[Component data from apps and pages]

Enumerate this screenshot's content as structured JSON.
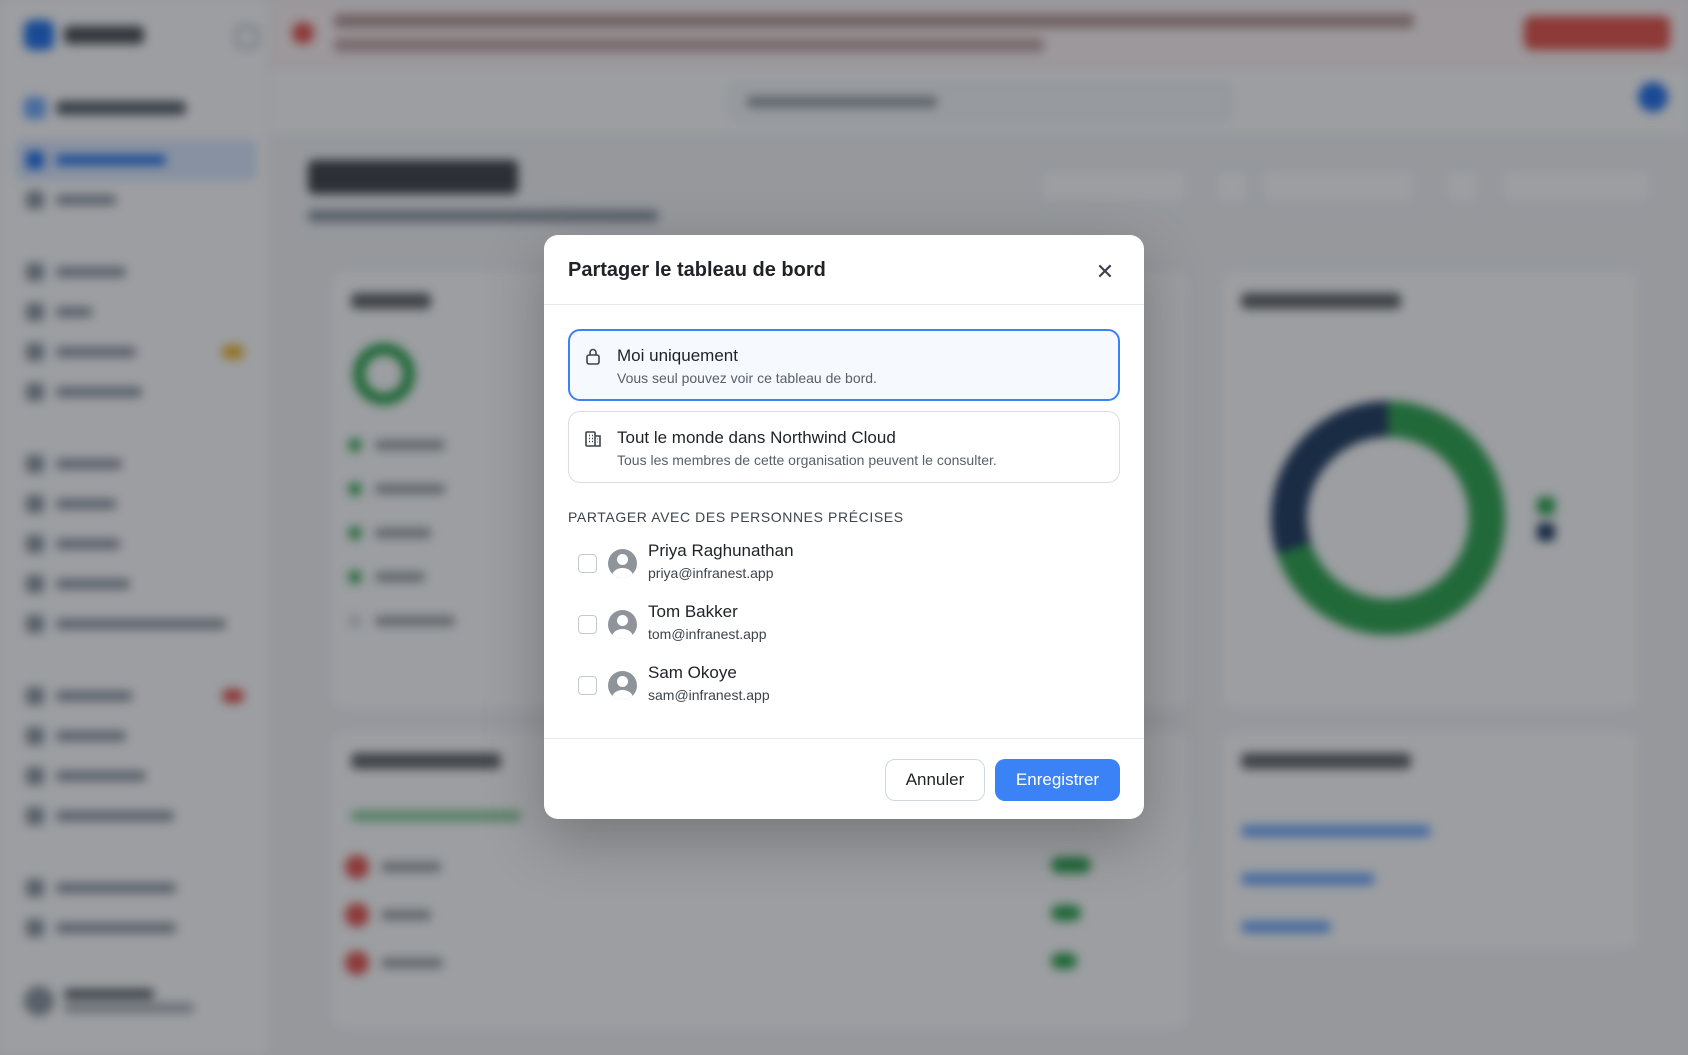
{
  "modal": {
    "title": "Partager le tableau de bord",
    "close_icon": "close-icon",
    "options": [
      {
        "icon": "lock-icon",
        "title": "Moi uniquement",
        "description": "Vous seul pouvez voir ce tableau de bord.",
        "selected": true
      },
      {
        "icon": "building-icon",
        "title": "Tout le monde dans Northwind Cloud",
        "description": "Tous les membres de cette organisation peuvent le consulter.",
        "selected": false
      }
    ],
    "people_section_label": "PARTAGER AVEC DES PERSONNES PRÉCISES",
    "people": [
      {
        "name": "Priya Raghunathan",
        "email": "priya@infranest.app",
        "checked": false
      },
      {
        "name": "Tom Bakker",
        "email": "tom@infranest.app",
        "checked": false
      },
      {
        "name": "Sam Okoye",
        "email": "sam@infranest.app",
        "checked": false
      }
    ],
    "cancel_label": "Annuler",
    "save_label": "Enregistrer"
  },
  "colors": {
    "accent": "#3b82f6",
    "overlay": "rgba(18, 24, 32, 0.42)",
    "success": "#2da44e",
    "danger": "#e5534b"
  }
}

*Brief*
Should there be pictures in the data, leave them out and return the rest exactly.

*The answer*
Enumerate this screenshot's content as structured JSON.
{
  "modal": {
    "title": "Partager le tableau de bord",
    "close_icon": "close-icon",
    "options": [
      {
        "icon": "lock-icon",
        "title": "Moi uniquement",
        "description": "Vous seul pouvez voir ce tableau de bord.",
        "selected": true
      },
      {
        "icon": "building-icon",
        "title": "Tout le monde dans Northwind Cloud",
        "description": "Tous les membres de cette organisation peuvent le consulter.",
        "selected": false
      }
    ],
    "people_section_label": "PARTAGER AVEC DES PERSONNES PRÉCISES",
    "people": [
      {
        "name": "Priya Raghunathan",
        "email": "priya@infranest.app",
        "checked": false
      },
      {
        "name": "Tom Bakker",
        "email": "tom@infranest.app",
        "checked": false
      },
      {
        "name": "Sam Okoye",
        "email": "sam@infranest.app",
        "checked": false
      }
    ],
    "cancel_label": "Annuler",
    "save_label": "Enregistrer"
  },
  "colors": {
    "accent": "#3b82f6",
    "overlay": "rgba(18, 24, 32, 0.42)",
    "success": "#2da44e",
    "danger": "#e5534b"
  }
}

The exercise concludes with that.